→ Work instructions
Can you print every record below exactly as written?

→ Source records

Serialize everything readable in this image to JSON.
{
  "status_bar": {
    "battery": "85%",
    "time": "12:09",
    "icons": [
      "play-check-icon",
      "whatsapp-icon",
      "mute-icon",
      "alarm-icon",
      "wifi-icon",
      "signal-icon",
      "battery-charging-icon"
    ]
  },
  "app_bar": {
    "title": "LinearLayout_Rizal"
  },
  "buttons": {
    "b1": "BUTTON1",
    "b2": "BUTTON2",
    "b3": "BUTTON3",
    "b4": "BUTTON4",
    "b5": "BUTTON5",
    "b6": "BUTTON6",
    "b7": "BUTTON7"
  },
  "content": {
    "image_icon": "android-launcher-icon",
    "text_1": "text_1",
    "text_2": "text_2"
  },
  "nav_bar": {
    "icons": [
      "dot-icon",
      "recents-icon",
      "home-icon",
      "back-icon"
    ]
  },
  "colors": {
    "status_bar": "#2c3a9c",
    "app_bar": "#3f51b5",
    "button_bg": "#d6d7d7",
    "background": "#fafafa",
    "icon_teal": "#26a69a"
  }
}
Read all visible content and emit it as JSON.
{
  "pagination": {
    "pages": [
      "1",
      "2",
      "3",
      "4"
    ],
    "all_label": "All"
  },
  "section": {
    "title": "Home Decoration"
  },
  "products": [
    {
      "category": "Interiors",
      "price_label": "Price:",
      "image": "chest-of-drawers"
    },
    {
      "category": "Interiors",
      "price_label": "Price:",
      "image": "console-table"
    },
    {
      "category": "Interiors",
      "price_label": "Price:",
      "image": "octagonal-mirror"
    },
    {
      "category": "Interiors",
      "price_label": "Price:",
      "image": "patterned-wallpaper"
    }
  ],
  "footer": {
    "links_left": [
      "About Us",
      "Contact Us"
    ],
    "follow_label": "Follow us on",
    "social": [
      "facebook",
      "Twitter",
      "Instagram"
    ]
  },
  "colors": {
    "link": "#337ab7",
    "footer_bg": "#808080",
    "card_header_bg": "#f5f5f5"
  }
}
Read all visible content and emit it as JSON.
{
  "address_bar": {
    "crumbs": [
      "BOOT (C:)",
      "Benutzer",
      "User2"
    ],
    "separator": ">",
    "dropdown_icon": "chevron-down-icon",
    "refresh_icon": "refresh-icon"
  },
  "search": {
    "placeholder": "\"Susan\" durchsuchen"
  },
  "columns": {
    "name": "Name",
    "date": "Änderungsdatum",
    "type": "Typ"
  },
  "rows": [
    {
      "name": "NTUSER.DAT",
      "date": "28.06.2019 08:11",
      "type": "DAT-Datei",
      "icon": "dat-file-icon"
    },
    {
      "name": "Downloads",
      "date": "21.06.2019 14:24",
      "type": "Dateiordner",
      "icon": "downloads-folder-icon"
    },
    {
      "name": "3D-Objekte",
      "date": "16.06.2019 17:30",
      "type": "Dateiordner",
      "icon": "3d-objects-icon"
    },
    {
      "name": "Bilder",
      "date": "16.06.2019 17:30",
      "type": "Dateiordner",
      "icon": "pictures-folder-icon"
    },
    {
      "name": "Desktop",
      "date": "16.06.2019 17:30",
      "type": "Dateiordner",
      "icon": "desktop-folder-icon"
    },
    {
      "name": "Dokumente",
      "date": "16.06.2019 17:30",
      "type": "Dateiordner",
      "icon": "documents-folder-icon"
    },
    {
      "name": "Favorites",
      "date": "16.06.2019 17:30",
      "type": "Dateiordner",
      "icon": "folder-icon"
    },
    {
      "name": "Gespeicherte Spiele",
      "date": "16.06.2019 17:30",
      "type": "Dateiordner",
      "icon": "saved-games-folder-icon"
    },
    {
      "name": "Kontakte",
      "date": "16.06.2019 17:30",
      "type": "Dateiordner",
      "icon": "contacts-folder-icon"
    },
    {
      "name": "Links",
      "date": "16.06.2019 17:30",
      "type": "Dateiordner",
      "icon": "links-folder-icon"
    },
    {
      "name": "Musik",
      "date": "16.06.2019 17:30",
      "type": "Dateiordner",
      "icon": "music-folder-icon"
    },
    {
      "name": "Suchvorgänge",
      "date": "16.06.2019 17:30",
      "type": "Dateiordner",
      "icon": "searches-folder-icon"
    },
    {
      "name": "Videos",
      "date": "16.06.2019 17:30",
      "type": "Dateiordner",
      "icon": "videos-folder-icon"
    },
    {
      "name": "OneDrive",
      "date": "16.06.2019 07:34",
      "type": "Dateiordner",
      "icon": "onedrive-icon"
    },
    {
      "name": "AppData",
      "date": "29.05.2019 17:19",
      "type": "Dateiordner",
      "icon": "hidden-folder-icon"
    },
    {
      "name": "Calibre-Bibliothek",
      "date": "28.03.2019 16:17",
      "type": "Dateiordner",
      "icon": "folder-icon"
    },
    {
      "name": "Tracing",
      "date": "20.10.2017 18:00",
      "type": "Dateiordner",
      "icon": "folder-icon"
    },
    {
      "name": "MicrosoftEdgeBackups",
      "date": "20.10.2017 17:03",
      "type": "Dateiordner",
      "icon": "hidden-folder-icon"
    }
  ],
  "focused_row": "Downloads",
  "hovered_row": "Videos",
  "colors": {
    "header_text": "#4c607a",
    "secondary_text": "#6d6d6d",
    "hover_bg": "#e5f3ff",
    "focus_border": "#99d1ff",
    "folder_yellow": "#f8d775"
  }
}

→ Output of the exercise
Serialize everything readable in this image to JSON.
{
  "status_bar": {
    "battery": "85%",
    "time": "12:09",
    "icons": [
      "play-check-icon",
      "whatsapp-icon",
      "mute-icon",
      "alarm-icon",
      "wifi-icon",
      "signal-icon",
      "battery-charging-icon"
    ]
  },
  "app_bar": {
    "title": "LinearLayout_Rizal"
  },
  "buttons": {
    "b1": "BUTTON1",
    "b2": "BUTTON2",
    "b3": "BUTTON3",
    "b4": "BUTTON4",
    "b5": "BUTTON5",
    "b6": "BUTTON6",
    "b7": "BUTTON7"
  },
  "content": {
    "image_icon": "android-launcher-icon",
    "text_1": "text_1",
    "text_2": "text_2"
  },
  "nav_bar": {
    "icons": [
      "dot-icon",
      "recents-icon",
      "home-icon",
      "back-icon"
    ]
  },
  "colors": {
    "status_bar": "#2c3a9c",
    "app_bar": "#3f51b5",
    "button_bg": "#d6d7d7",
    "background": "#fafafa",
    "icon_teal": "#26a69a"
  }
}
Read all visible content and emit it as JSON.
{
  "pagination": {
    "pages": [
      "1",
      "2",
      "3",
      "4"
    ],
    "all_label": "All"
  },
  "section": {
    "title": "Home Decoration"
  },
  "products": [
    {
      "category": "Interiors",
      "price_label": "Price:",
      "image": "chest-of-drawers"
    },
    {
      "category": "Interiors",
      "price_label": "Price:",
      "image": "console-table"
    },
    {
      "category": "Interiors",
      "price_label": "Price:",
      "image": "octagonal-mirror"
    },
    {
      "category": "Interiors",
      "price_label": "Price:",
      "image": "patterned-wallpaper"
    }
  ],
  "footer": {
    "links_left": [
      "About Us",
      "Contact Us"
    ],
    "follow_label": "Follow us on",
    "social": [
      "facebook",
      "Twitter",
      "Instagram"
    ]
  },
  "colors": {
    "link": "#337ab7",
    "footer_bg": "#808080",
    "card_header_bg": "#f5f5f5"
  }
}
Read all visible content and emit it as JSON.
{
  "address_bar": {
    "crumbs": [
      "BOOT (C:)",
      "Benutzer",
      "User2"
    ],
    "separator": ">",
    "dropdown_icon": "chevron-down-icon",
    "refresh_icon": "refresh-icon"
  },
  "search": {
    "placeholder": "\"Susan\" durchsuchen"
  },
  "columns": {
    "name": "Name",
    "date": "Änderungsdatum",
    "type": "Typ"
  },
  "rows": [
    {
      "name": "NTUSER.DAT",
      "date": "28.06.2019 08:11",
      "type": "DAT-Datei",
      "icon": "dat-file-icon"
    },
    {
      "name": "Downloads",
      "date": "21.06.2019 14:24",
      "type": "Dateiordner",
      "icon": "downloads-folder-icon"
    },
    {
      "name": "3D-Objekte",
      "date": "16.06.2019 17:30",
      "type": "Dateiordner",
      "icon": "3d-objects-icon"
    },
    {
      "name": "Bilder",
      "date": "16.06.2019 17:30",
      "type": "Dateiordner",
      "icon": "pictures-folder-icon"
    },
    {
      "name": "Desktop",
      "date": "16.06.2019 17:30",
      "type": "Dateiordner",
      "icon": "desktop-folder-icon"
    },
    {
      "name": "Dokumente",
      "date": "16.06.2019 17:30",
      "type": "Dateiordner",
      "icon": "documents-folder-icon"
    },
    {
      "name": "Favorites",
      "date": "16.06.2019 17:30",
      "type": "Dateiordner",
      "icon": "folder-icon"
    },
    {
      "name": "Gespeicherte Spiele",
      "date": "16.06.2019 17:30",
      "type": "Dateiordner",
      "icon": "saved-games-folder-icon"
    },
    {
      "name": "Kontakte",
      "date": "16.06.2019 17:30",
      "type": "Dateiordner",
      "icon": "contacts-folder-icon"
    },
    {
      "name": "Links",
      "date": "16.06.2019 17:30",
      "type": "Dateiordner",
      "icon": "links-folder-icon"
    },
    {
      "name": "Musik",
      "date": "16.06.2019 17:30",
      "type": "Dateiordner",
      "icon": "music-folder-icon"
    },
    {
      "name": "Suchvorgänge",
      "date": "16.06.2019 17:30",
      "type": "Dateiordner",
      "icon": "searches-folder-icon"
    },
    {
      "name": "Videos",
      "date": "16.06.2019 17:30",
      "type": "Dateiordner",
      "icon": "videos-folder-icon"
    },
    {
      "name": "OneDrive",
      "date": "16.06.2019 07:34",
      "type": "Dateiordner",
      "icon": "onedrive-icon"
    },
    {
      "name": "AppData",
      "date": "29.05.2019 17:19",
      "type": "Dateiordner",
      "icon": "hidden-folder-icon"
    },
    {
      "name": "Calibre-Bibliothek",
      "date": "28.03.2019 16:17",
      "type": "Dateiordner",
      "icon": "folder-icon"
    },
    {
      "name": "Tracing",
      "date": "20.10.2017 18:00",
      "type": "Dateiordner",
      "icon": "folder-icon"
    },
    {
      "name": "MicrosoftEdgeBackups",
      "date": "20.10.2017 17:03",
      "type": "Dateiordner",
      "icon": "hidden-folder-icon"
    }
  ],
  "focused_row": "Downloads",
  "hovered_row": "Videos",
  "colors": {
    "header_text": "#4c607a",
    "secondary_text": "#6d6d6d",
    "hover_bg": "#e5f3ff",
    "focus_border": "#99d1ff",
    "folder_yellow": "#f8d775"
  }
}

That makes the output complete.